This selection on my all-time favorite film list shouldn’t come as any surprise if you’ve been following the blog recently. I recently posted two clips from this film due to director Tony Scott’s recent demise. While the clip on the rooftop between Christian Slater’s and Patricia Arquette’s characters is my favorite scene from the film, this one also ranks high on the list.
Since my entry about this film on my previous blog is gone, I’ll briefly summarize why this film has so much meaning for me (and you can skip this part, if you’ve read this already on my earlier blog). I saw this movie during the fall of 1993, which at that point in my life, I was very similar to Christian Slater’s character Clarence: no girlfriend, dead end jobs, and the only beacon of light was maybe the chance I’d get accepted into a grad school program somewhere. Anyway, not only was this movie enormously entertaining, it gave me a beacon of hope, in an odd way. Granted, my personal beacon didn’t involve a suitcase full of illegal drugs, a prostitute girlfriend, and 10 million bullets, but it did put a big smile on my face back in the day … and still does.
This is my favorite Quentin Tarantino film, even though he was only the screenwriter. Tarantino has admitted that Clarence is autobiographical to a certain degree, because he was a lot like him when he was in his 20s. It’s a very special script and Tony Scott so respected it that he allowed Tarantino to be an integral part of the process of making the film (something unheard of in Hollywood). Their most passionate argument during the making of “True Romance” involved the ending.
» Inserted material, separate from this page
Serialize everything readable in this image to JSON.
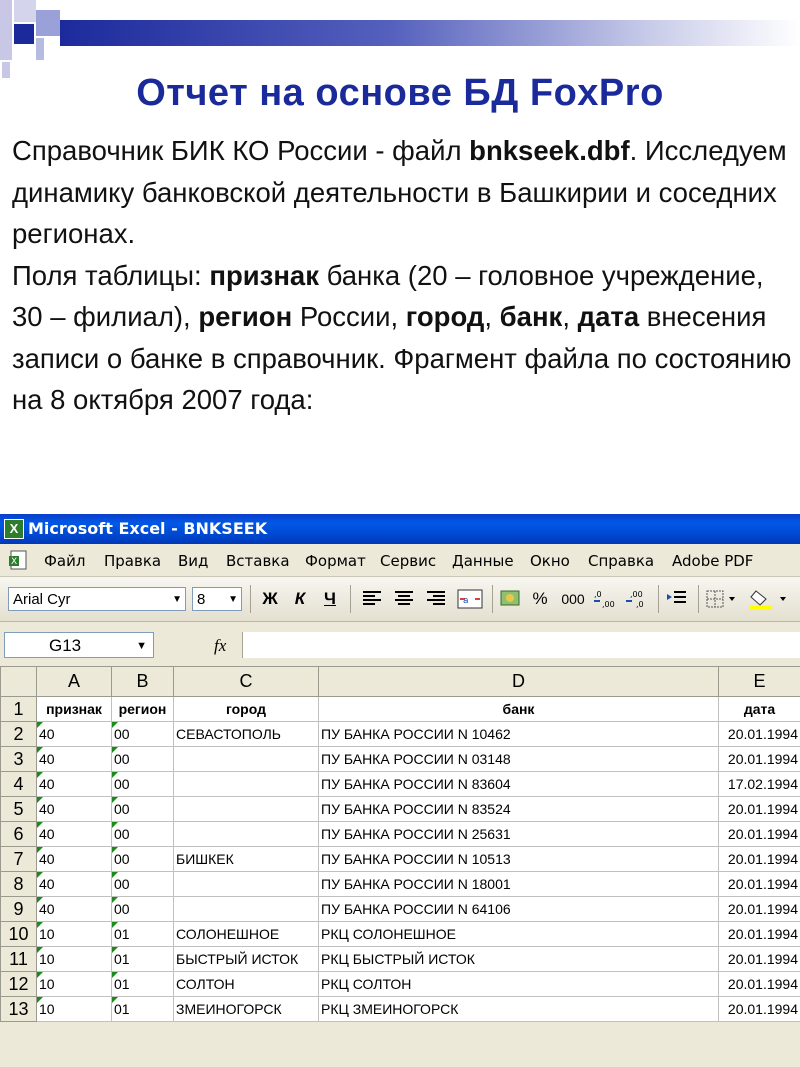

In Tarantino’s original, Clarence dies. However, Scott made an impassioned case to Tarantino to let Clarence live, not for commercial reasons, but because he said he loved Clarence and Alabama (Arguette’s character) so much, he wanted them to have a happy ending. Scott’s respect for Tarantino was such that he shot two endings, one where Clarence dies and the one where he lives. And Tarantino admitted that Scott’s ending was the better ending for the film that Scott made. A true gentleman’s agreement if there ever was one.
Yes, this is Tarantino so the attached scene is not safe for work or little ones.